I wonder, though, how the cost of one program (about $150-300) could be put to better use. How many books could someone buy for $300 from a jobber? How many storytime programs could be provided for the same amount sans the programmed materials?
I also wonder about this packaging of childhood. I see commercials on TV for toys that tout how much learning is taking place while kids are playing with various toys. Is that the new purpose of toys? To learn something? Where is play now relegated? When elementary kids are being given THE LITTLE PRINCE, I suspect the time for playful texts is gone along, apparently, with playful toys, playful talk, and anything that is not serious learning. Heaven forbid kids have fun. No other country has kids having fun, right?
Kylene Beers posted about this and said she and her husband used the Rock and Read (TM) reading program. They rocked the kids and read to them. I am a big fan of this type of program. Kids learn early about our attitudes toward books and reading. They know the difference between fun and a lesson/learning.
I start semesters in children's literature with EVERYBODY NEEDS A ROCK by Byrd Baylor and Peter Parnall. One of the rules of finding a rock is to sniff that rock. Kids, after all, can smell better than grown ups. I agree. Kids can smell a lesson coming from a long way off. They can smell a program as soon as it enters the room.

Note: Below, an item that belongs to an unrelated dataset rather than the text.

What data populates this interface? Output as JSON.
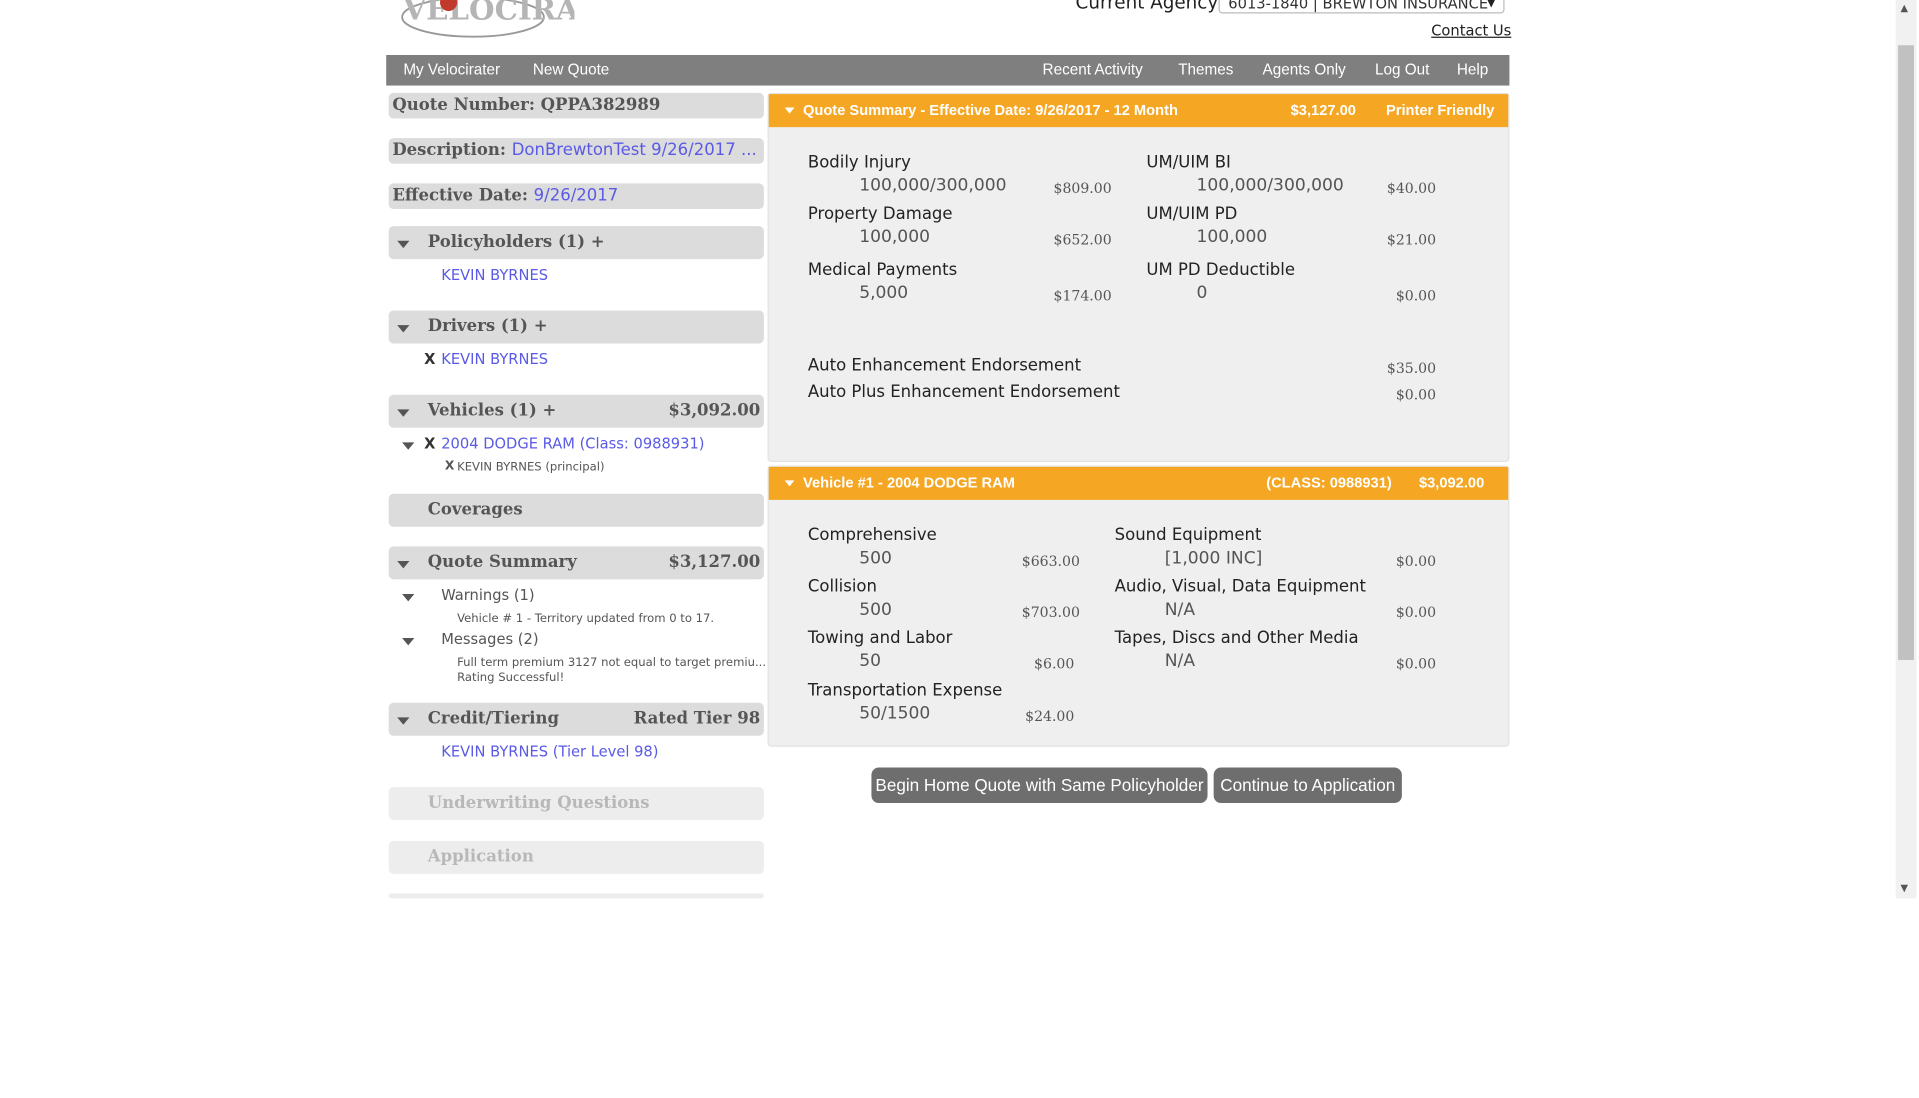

Can we please just place the lessons on pause for childhood (especially birth-24 months) and let kids enjoy having someone they love read to them. As Steven Layne says in his poem: "Read to them. Before the time/Before the moment/Is gone."